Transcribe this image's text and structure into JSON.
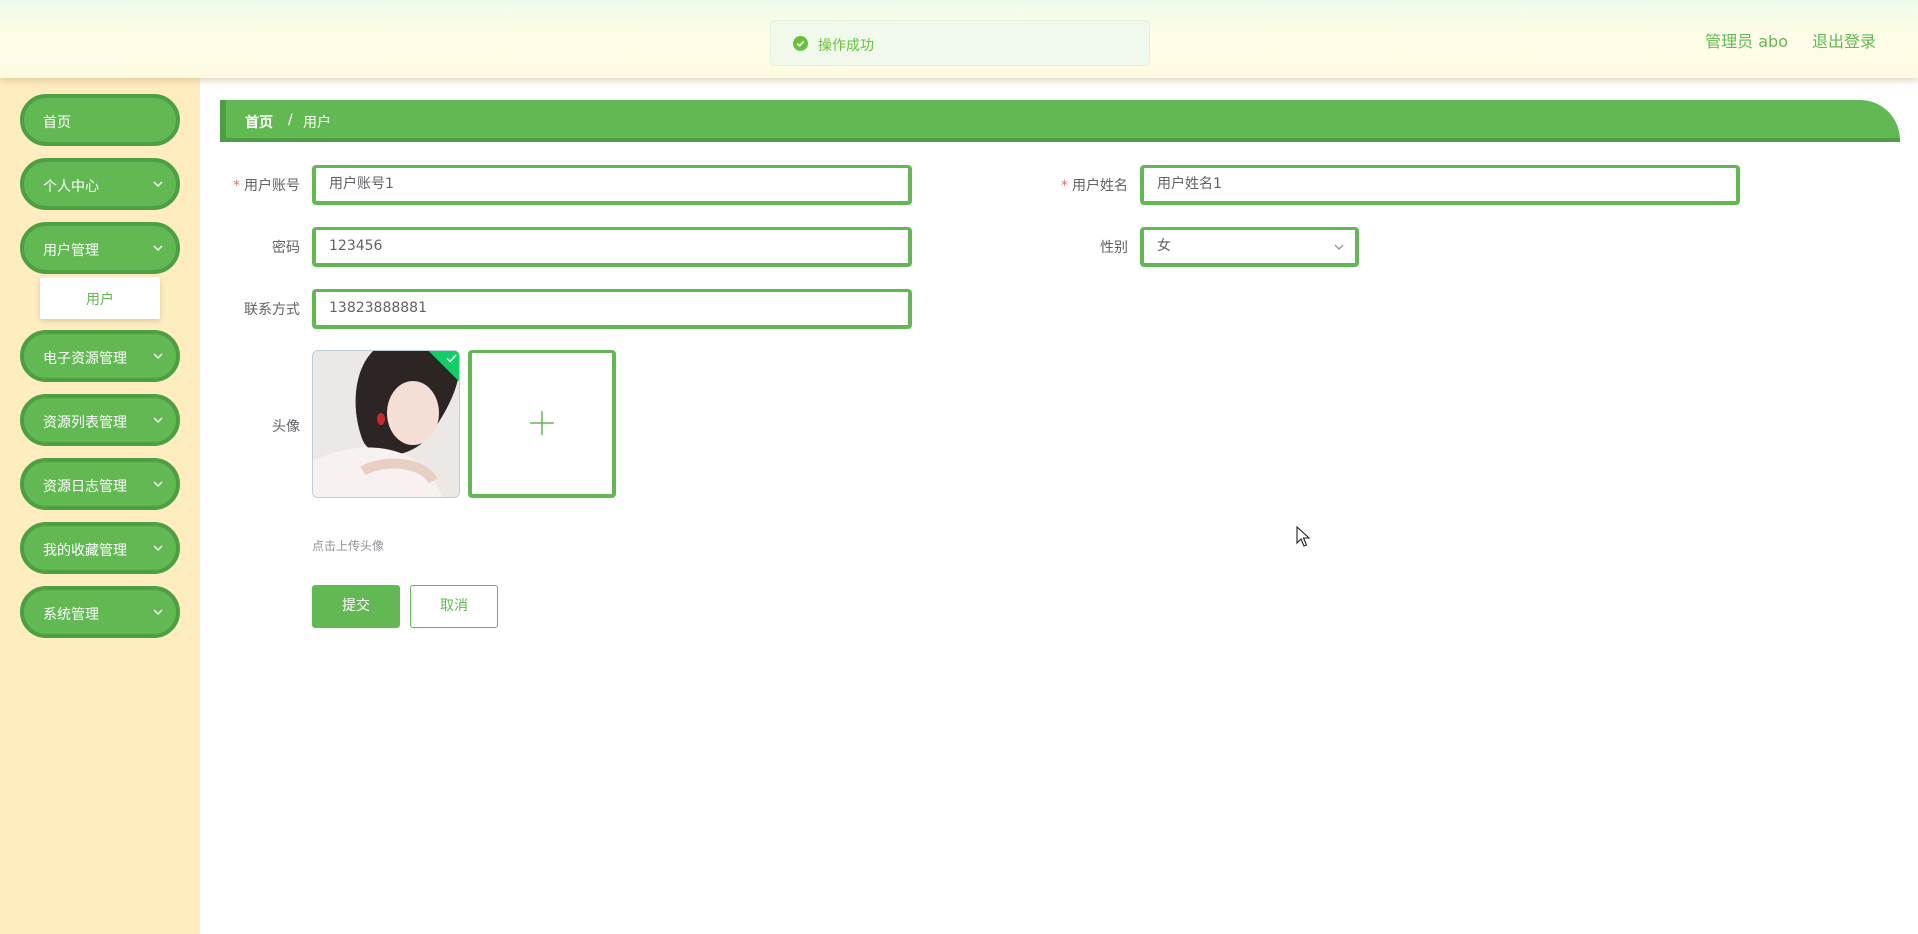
{
  "header": {
    "user_label": "管理员 abo",
    "logout_label": "退出登录"
  },
  "toast": {
    "message": "操作成功"
  },
  "sidebar": {
    "items": [
      {
        "label": "首页"
      },
      {
        "label": "个人中心"
      },
      {
        "label": "用户管理"
      },
      {
        "label": "电子资源管理"
      },
      {
        "label": "资源列表管理"
      },
      {
        "label": "资源日志管理"
      },
      {
        "label": "我的收藏管理"
      },
      {
        "label": "系统管理"
      }
    ],
    "submenu": {
      "label": "用户"
    }
  },
  "breadcrumb": {
    "home": "首页",
    "separator": "/",
    "current": "用户"
  },
  "form": {
    "account": {
      "label": "用户账号",
      "value": "用户账号1"
    },
    "name": {
      "label": "用户姓名",
      "value": "用户姓名1"
    },
    "password": {
      "label": "密码",
      "value": "123456"
    },
    "gender": {
      "label": "性别",
      "value": "女"
    },
    "phone": {
      "label": "联系方式",
      "value": "13823888881"
    },
    "avatar": {
      "label": "头像",
      "hint": "点击上传头像"
    },
    "required_mark": "*",
    "submit_label": "提交",
    "cancel_label": "取消"
  },
  "colors": {
    "accent": "#62b954",
    "accent_dark": "#4e9e43",
    "sidebar_bg": "#ffecbf",
    "required": "#f56c6c"
  }
}
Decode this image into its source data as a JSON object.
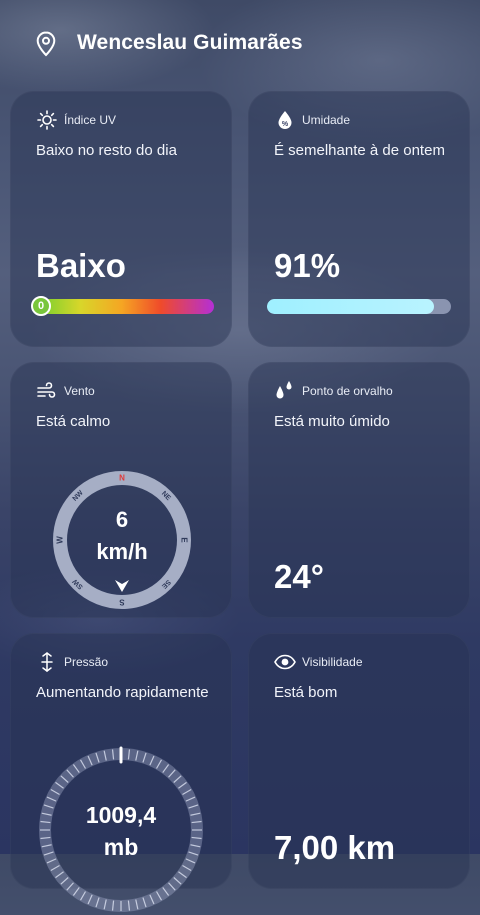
{
  "header": {
    "city": "Wenceslau Guimarães",
    "icon": "location-pin-icon"
  },
  "cards": {
    "uv": {
      "title": "Índice UV",
      "icon": "sun-icon",
      "description": "Baixo no resto do dia",
      "value": "Baixo",
      "index": "0",
      "scale_colors": [
        "#6fcf2f",
        "#d8d62a",
        "#f5a623",
        "#ef4b2a",
        "#b42fd6"
      ]
    },
    "humidity": {
      "title": "Umidade",
      "icon": "humidity-drop-icon",
      "description": "É semelhante à de ontem",
      "value": "91%",
      "fill_fraction": 0.91
    },
    "wind": {
      "title": "Vento",
      "icon": "wind-icon",
      "description": "Está calmo",
      "speed": "6",
      "unit": "km/h",
      "directions": [
        "N",
        "NE",
        "E",
        "SE",
        "S",
        "SW",
        "W",
        "NW"
      ],
      "heading": "S"
    },
    "dew": {
      "title": "Ponto de orvalho",
      "icon": "dew-drops-icon",
      "description": "Está muito úmido",
      "value": "24°"
    },
    "pressure": {
      "title": "Pressão",
      "icon": "pressure-icon",
      "description": "Aumentando rapidamente",
      "value": "1009,4",
      "unit": "mb"
    },
    "visibility": {
      "title": "Visibilidade",
      "icon": "eye-icon",
      "description": "Está bom",
      "value": "7,00 km"
    }
  }
}
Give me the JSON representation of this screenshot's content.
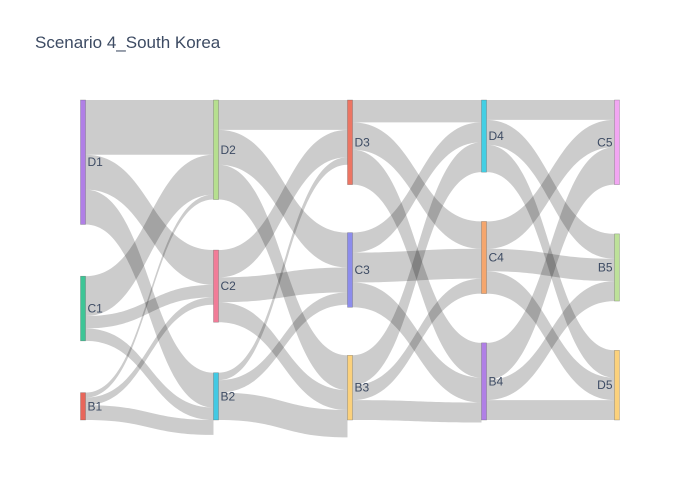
{
  "chart_data": {
    "type": "sankey",
    "title": "Scenario 4_South Korea",
    "link_color": "#000000",
    "link_opacity": 0.2,
    "columns": [
      {
        "nodes": [
          {
            "id": "D1",
            "label": "D1",
            "value": 50,
            "color": "#b07fe6"
          },
          {
            "id": "C1",
            "label": "C1",
            "value": 26,
            "color": "#3dc596"
          },
          {
            "id": "B1",
            "label": "B1",
            "value": 11,
            "color": "#e8665a"
          }
        ]
      },
      {
        "nodes": [
          {
            "id": "D2",
            "label": "D2",
            "value": 40,
            "color": "#b6df8f"
          },
          {
            "id": "C2",
            "label": "C2",
            "value": 29,
            "color": "#f17c98"
          },
          {
            "id": "B2",
            "label": "B2",
            "value": 19,
            "color": "#42c9e3"
          }
        ]
      },
      {
        "nodes": [
          {
            "id": "D3",
            "label": "D3",
            "value": 34,
            "color": "#ec7563"
          },
          {
            "id": "C3",
            "label": "C3",
            "value": 30,
            "color": "#8c8cec"
          },
          {
            "id": "B3",
            "label": "B3",
            "value": 26,
            "color": "#fbd17c"
          }
        ]
      },
      {
        "nodes": [
          {
            "id": "D4",
            "label": "D4",
            "value": 29,
            "color": "#42cfe4"
          },
          {
            "id": "C4",
            "label": "C4",
            "value": 29,
            "color": "#f5a66d"
          },
          {
            "id": "B4",
            "label": "B4",
            "value": 31,
            "color": "#b07fe6"
          }
        ]
      },
      {
        "nodes": [
          {
            "id": "C5",
            "label": "C5",
            "value": 34,
            "color": "#f2a6f2"
          },
          {
            "id": "B5",
            "label": "B5",
            "value": 27,
            "color": "#bde199"
          },
          {
            "id": "D5",
            "label": "D5",
            "value": 28,
            "color": "#fbd17c"
          }
        ]
      }
    ],
    "links": [
      {
        "source": "D1",
        "target": "D2",
        "value": 22
      },
      {
        "source": "D1",
        "target": "C2",
        "value": 14
      },
      {
        "source": "D1",
        "target": "B2",
        "value": 14
      },
      {
        "source": "C1",
        "target": "D2",
        "value": 16
      },
      {
        "source": "C1",
        "target": "C2",
        "value": 5
      },
      {
        "source": "C1",
        "target": "B2",
        "value": 5
      },
      {
        "source": "B1",
        "target": "D2",
        "value": 2
      },
      {
        "source": "B1",
        "target": "C2",
        "value": 3
      },
      {
        "source": "B1",
        "target": "B2",
        "value": 6
      },
      {
        "source": "D2",
        "target": "D3",
        "value": 12
      },
      {
        "source": "D2",
        "target": "C3",
        "value": 14
      },
      {
        "source": "D2",
        "target": "B3",
        "value": 14
      },
      {
        "source": "C2",
        "target": "D3",
        "value": 11
      },
      {
        "source": "C2",
        "target": "C3",
        "value": 10
      },
      {
        "source": "C2",
        "target": "B3",
        "value": 8
      },
      {
        "source": "B2",
        "target": "D3",
        "value": 3
      },
      {
        "source": "B2",
        "target": "C3",
        "value": 5
      },
      {
        "source": "B2",
        "target": "B3",
        "value": 11
      },
      {
        "source": "D3",
        "target": "D4",
        "value": 9
      },
      {
        "source": "D3",
        "target": "C4",
        "value": 11
      },
      {
        "source": "D3",
        "target": "B4",
        "value": 14
      },
      {
        "source": "C3",
        "target": "D4",
        "value": 8
      },
      {
        "source": "C3",
        "target": "C4",
        "value": 12
      },
      {
        "source": "C3",
        "target": "B4",
        "value": 10
      },
      {
        "source": "B3",
        "target": "D4",
        "value": 12
      },
      {
        "source": "B3",
        "target": "C4",
        "value": 6
      },
      {
        "source": "B3",
        "target": "B4",
        "value": 8
      },
      {
        "source": "D4",
        "target": "C5",
        "value": 8
      },
      {
        "source": "D4",
        "target": "B5",
        "value": 10
      },
      {
        "source": "D4",
        "target": "D5",
        "value": 11
      },
      {
        "source": "C4",
        "target": "C5",
        "value": 11
      },
      {
        "source": "C4",
        "target": "B5",
        "value": 9
      },
      {
        "source": "C4",
        "target": "D5",
        "value": 9
      },
      {
        "source": "B4",
        "target": "C5",
        "value": 15
      },
      {
        "source": "B4",
        "target": "B5",
        "value": 8
      },
      {
        "source": "B4",
        "target": "D5",
        "value": 8
      }
    ]
  }
}
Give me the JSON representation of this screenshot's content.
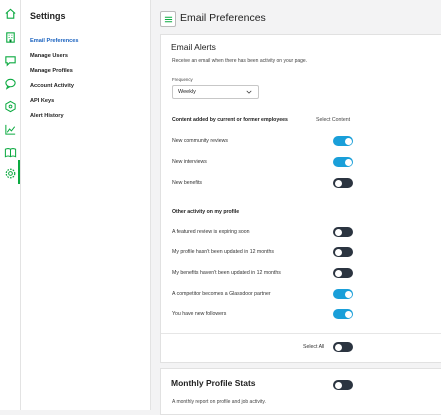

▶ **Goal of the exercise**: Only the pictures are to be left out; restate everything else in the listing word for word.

▶ **The answer**:
Transcribe this image's text and structure into JSON.
{
  "header": {
    "user_label": "管理员 abo",
    "logout_label": "退出登录"
  },
  "toast": {
    "message": "操作成功"
  },
  "sidebar": {
    "items": [
      {
        "label": "首页"
      },
      {
        "label": "个人中心"
      },
      {
        "label": "用户管理"
      },
      {
        "label": "电子资源管理"
      },
      {
        "label": "资源列表管理"
      },
      {
        "label": "资源日志管理"
      },
      {
        "label": "我的收藏管理"
      },
      {
        "label": "系统管理"
      }
    ],
    "submenu": {
      "label": "用户"
    }
  },
  "breadcrumb": {
    "home": "首页",
    "separator": "/",
    "current": "用户"
  },
  "form": {
    "account": {
      "label": "用户账号",
      "value": "用户账号1"
    },
    "name": {
      "label": "用户姓名",
      "value": "用户姓名1"
    },
    "password": {
      "label": "密码",
      "value": "123456"
    },
    "gender": {
      "label": "性别",
      "value": "女"
    },
    "phone": {
      "label": "联系方式",
      "value": "13823888881"
    },
    "avatar": {
      "label": "头像",
      "hint": "点击上传头像"
    },
    "required_mark": "*",
    "submit_label": "提交",
    "cancel_label": "取消"
  },
  "colors": {
    "accent": "#62b954",
    "accent_dark": "#4e9e43",
    "sidebar_bg": "#ffecbf",
    "required": "#f56c6c"
  }
}
Decode this image into its source data as a JSON object.
{
  "header": {
    "city": "Wenceslau Guimarães",
    "icon": "location-pin-icon"
  },
  "cards": {
    "uv": {
      "title": "Índice UV",
      "icon": "sun-icon",
      "description": "Baixo no resto do dia",
      "value": "Baixo",
      "index": "0",
      "scale_colors": [
        "#6fcf2f",
        "#d8d62a",
        "#f5a623",
        "#ef4b2a",
        "#b42fd6"
      ]
    },
    "humidity": {
      "title": "Umidade",
      "icon": "humidity-drop-icon",
      "description": "É semelhante à de ontem",
      "value": "91%",
      "fill_fraction": 0.91
    },
    "wind": {
      "title": "Vento",
      "icon": "wind-icon",
      "description": "Está calmo",
      "speed": "6",
      "unit": "km/h",
      "directions": [
        "N",
        "NE",
        "E",
        "SE",
        "S",
        "SW",
        "W",
        "NW"
      ],
      "heading": "S"
    },
    "dew": {
      "title": "Ponto de orvalho",
      "icon": "dew-drops-icon",
      "description": "Está muito úmido",
      "value": "24°"
    },
    "pressure": {
      "title": "Pressão",
      "icon": "pressure-icon",
      "description": "Aumentando rapidamente",
      "value": "1009,4",
      "unit": "mb"
    },
    "visibility": {
      "title": "Visibilidade",
      "icon": "eye-icon",
      "description": "Está bom",
      "value": "7,00 km"
    }
  }
}
Give me the JSON representation of this screenshot's content.
{
  "chart_data": {
    "type": "sankey",
    "title": "Scenario 4_South Korea",
    "link_color": "#000000",
    "link_opacity": 0.2,
    "columns": [
      {
        "nodes": [
          {
            "id": "D1",
            "label": "D1",
            "value": 50,
            "color": "#b07fe6"
          },
          {
            "id": "C1",
            "label": "C1",
            "value": 26,
            "color": "#3dc596"
          },
          {
            "id": "B1",
            "label": "B1",
            "value": 11,
            "color": "#e8665a"
          }
        ]
      },
      {
        "nodes": [
          {
            "id": "D2",
            "label": "D2",
            "value": 40,
            "color": "#b6df8f"
          },
          {
            "id": "C2",
            "label": "C2",
            "value": 29,
            "color": "#f17c98"
          },
          {
            "id": "B2",
            "label": "B2",
            "value": 19,
            "color": "#42c9e3"
          }
        ]
      },
      {
        "nodes": [
          {
            "id": "D3",
            "label": "D3",
            "value": 34,
            "color": "#ec7563"
          },
          {
            "id": "C3",
            "label": "C3",
            "value": 30,
            "color": "#8c8cec"
          },
          {
            "id": "B3",
            "label": "B3",
            "value": 26,
            "color": "#fbd17c"
          }
        ]
      },
      {
        "nodes": [
          {
            "id": "D4",
            "label": "D4",
            "value": 29,
            "color": "#42cfe4"
          },
          {
            "id": "C4",
            "label": "C4",
            "value": 29,
            "color": "#f5a66d"
          },
          {
            "id": "B4",
            "label": "B4",
            "value": 31,
            "color": "#b07fe6"
          }
        ]
      },
      {
        "nodes": [
          {
            "id": "C5",
            "label": "C5",
            "value": 34,
            "color": "#f2a6f2"
          },
          {
            "id": "B5",
            "label": "B5",
            "value": 27,
            "color": "#bde199"
          },
          {
            "id": "D5",
            "label": "D5",
            "value": 28,
            "color": "#fbd17c"
          }
        ]
      }
    ],
    "links": [
      {
        "source": "D1",
        "target": "D2",
        "value": 22
      },
      {
        "source": "D1",
        "target": "C2",
        "value": 14
      },
      {
        "source": "D1",
        "target": "B2",
        "value": 14
      },
      {
        "source": "C1",
        "target": "D2",
        "value": 16
      },
      {
        "source": "C1",
        "target": "C2",
        "value": 5
      },
      {
        "source": "C1",
        "target": "B2",
        "value": 5
      },
      {
        "source": "B1",
        "target": "D2",
        "value": 2
      },
      {
        "source": "B1",
        "target": "C2",
        "value": 3
      },
      {
        "source": "B1",
        "target": "B2",
        "value": 6
      },
      {
        "source": "D2",
        "target": "D3",
        "value": 12
      },
      {
        "source": "D2",
        "target": "C3",
        "value": 14
      },
      {
        "source": "D2",
        "target": "B3",
        "value": 14
      },
      {
        "source": "C2",
        "target": "D3",
        "value": 11
      },
      {
        "source": "C2",
        "target": "C3",
        "value": 10
      },
      {
        "source": "C2",
        "target": "B3",
        "value": 8
      },
      {
        "source": "B2",
        "target": "D3",
        "value": 3
      },
      {
        "source": "B2",
        "target": "C3",
        "value": 5
      },
      {
        "source": "B2",
        "target": "B3",
        "value": 11
      },
      {
        "source": "D3",
        "target": "D4",
        "value": 9
      },
      {
        "source": "D3",
        "target": "C4",
        "value": 11
      },
      {
        "source": "D3",
        "target": "B4",
        "value": 14
      },
      {
        "source": "C3",
        "target": "D4",
        "value": 8
      },
      {
        "source": "C3",
        "target": "C4",
        "value": 12
      },
      {
        "source": "C3",
        "target": "B4",
        "value": 10
      },
      {
        "source": "B3",
        "target": "D4",
        "value": 12
      },
      {
        "source": "B3",
        "target": "C4",
        "value": 6
      },
      {
        "source": "B3",
        "target": "B4",
        "value": 8
      },
      {
        "source": "D4",
        "target": "C5",
        "value": 8
      },
      {
        "source": "D4",
        "target": "B5",
        "value": 10
      },
      {
        "source": "D4",
        "target": "D5",
        "value": 11
      },
      {
        "source": "C4",
        "target": "C5",
        "value": 11
      },
      {
        "source": "C4",
        "target": "B5",
        "value": 9
      },
      {
        "source": "C4",
        "target": "D5",
        "value": 9
      },
      {
        "source": "B4",
        "target": "C5",
        "value": 15
      },
      {
        "source": "B4",
        "target": "B5",
        "value": 8
      },
      {
        "source": "B4",
        "target": "D5",
        "value": 8
      }
    ]
  }
}
Give me the JSON representation of this screenshot's content.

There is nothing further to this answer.